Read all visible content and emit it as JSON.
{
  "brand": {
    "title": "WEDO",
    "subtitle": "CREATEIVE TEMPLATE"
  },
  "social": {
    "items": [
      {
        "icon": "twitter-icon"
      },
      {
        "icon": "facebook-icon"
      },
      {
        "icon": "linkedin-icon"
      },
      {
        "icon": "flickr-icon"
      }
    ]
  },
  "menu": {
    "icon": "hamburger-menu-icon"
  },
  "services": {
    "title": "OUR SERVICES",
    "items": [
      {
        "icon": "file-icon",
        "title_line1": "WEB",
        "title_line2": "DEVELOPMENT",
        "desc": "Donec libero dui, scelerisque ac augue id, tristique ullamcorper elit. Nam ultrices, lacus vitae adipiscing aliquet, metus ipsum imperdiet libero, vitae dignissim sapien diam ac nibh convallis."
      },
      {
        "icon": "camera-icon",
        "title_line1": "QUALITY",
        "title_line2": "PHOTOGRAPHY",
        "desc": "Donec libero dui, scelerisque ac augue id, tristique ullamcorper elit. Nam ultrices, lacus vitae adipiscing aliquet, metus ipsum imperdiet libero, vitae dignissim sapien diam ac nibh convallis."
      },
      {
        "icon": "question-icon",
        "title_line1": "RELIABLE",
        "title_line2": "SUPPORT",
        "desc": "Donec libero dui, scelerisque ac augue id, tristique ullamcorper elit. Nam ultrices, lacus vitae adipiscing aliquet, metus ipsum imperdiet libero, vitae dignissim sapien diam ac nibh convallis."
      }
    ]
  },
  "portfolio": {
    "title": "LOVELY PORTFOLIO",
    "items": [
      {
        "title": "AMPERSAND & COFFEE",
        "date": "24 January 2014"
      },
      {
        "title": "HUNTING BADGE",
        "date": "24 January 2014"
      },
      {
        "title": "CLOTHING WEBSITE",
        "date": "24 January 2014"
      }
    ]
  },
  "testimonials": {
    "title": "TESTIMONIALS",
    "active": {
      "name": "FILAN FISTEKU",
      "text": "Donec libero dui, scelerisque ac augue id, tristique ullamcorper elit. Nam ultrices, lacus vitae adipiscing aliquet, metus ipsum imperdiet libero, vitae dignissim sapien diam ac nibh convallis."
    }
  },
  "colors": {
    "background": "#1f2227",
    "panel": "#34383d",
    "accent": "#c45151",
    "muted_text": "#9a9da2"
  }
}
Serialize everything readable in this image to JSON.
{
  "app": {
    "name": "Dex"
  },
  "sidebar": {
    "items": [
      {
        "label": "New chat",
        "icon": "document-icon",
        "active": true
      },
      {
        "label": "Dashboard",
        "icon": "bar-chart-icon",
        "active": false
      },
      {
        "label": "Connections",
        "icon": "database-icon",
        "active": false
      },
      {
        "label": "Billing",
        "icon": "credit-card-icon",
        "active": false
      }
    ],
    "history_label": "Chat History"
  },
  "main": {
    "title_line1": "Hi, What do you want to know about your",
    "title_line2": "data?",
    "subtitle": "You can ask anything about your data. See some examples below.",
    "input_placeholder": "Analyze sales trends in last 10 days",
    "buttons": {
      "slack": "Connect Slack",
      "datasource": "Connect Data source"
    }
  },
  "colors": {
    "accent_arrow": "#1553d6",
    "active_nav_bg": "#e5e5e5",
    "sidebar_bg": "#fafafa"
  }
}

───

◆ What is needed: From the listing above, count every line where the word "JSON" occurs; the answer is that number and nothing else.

◆ Written solution: 2